Monday, August 21, 2006

On Being Partisan

On the one hand, I think Harper is doing all sorts of harmful things to our country, and will do much worse if he gets a majority, so I feel I should do what I can to oppose him.
On the other hand, he was elected democratically, and it's healthy for the country and the Liberal party to have the Liberals out of power every once in a while.

On the one hand, the record of the last two Liberal governments, especially Chretien's, is pretty spotty in a lot of areas, and it seems sort of hypocritical to criticize Harper when Chretien was no better. Chretien specialized in promises and lip service on things like foreign aid and the environment.
On the other hand, while Chretien had his failings, he successfully tackled some key issues that Harper is not doing so well on: the economy, the deficit, resisting US pressure to help it illegally invade another country, keeping Canada together. Having a healthy economy and low deficit makes social programs possible. Plus, Paul Martin was taking bold moves on some of the things Chretien let slide, like the environment and foreign aid. Plus, while Chretien may have been a bit negligent in not moving on certain issues, Harper will/is completely reverse the direction of policy.

On the one hand, it's sort of fun to get up a self-righteous head of steam in opposing the Harper government.
On the other hand, it doesn't lead to clear or objective thinking. It may be my age, but it doesn't feel right.

###

3 comments:

Red Tory said...

Damned if you, damned if you don't.

Graeme said...

One thing that irritates me about people who are overly partisan is that they refuse to admit that (a) their party occasionally makes mistakes and bad decisions, and (b) the other parties do get it right once in a while. Kudos on being objective enough to see both sides.

Opposition MPs are the worst for this - they oppose seemingly everything that the government says and does, even for things that their party would also say or do if they were in power. I realize that it's their job to do this (and if they didn't, they'd likely be kicked out of the party), but it's still irritating.

Luke said...

There are two ways of looking at it.

Only one party can win. So, after careful research and consideration, you can pick your winner and support them absolutely despite their faults.
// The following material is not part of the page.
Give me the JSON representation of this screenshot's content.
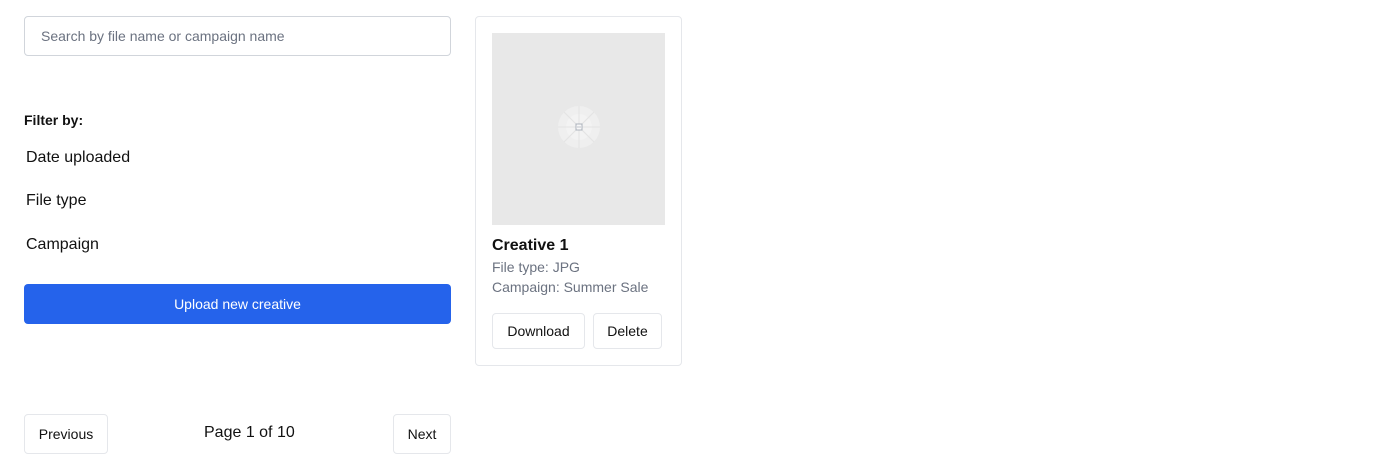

If you are fair-minded in your representation of your party, and the other side promotes themselves without reservation, you might lose the election despite your honourable efforts.

or...

The parties can promote themselves. We should try to keep people equally informed so they can make their own choices, rather than force our choices on them. The best party for you might not be the best party for everyone. To try to convince them otherwise is not only anti-democratic, but encourages politicians to provide only spin and lip service to important issues, since their supporters follow them anyway.

Make your choice. Just be aware of the choice you're making.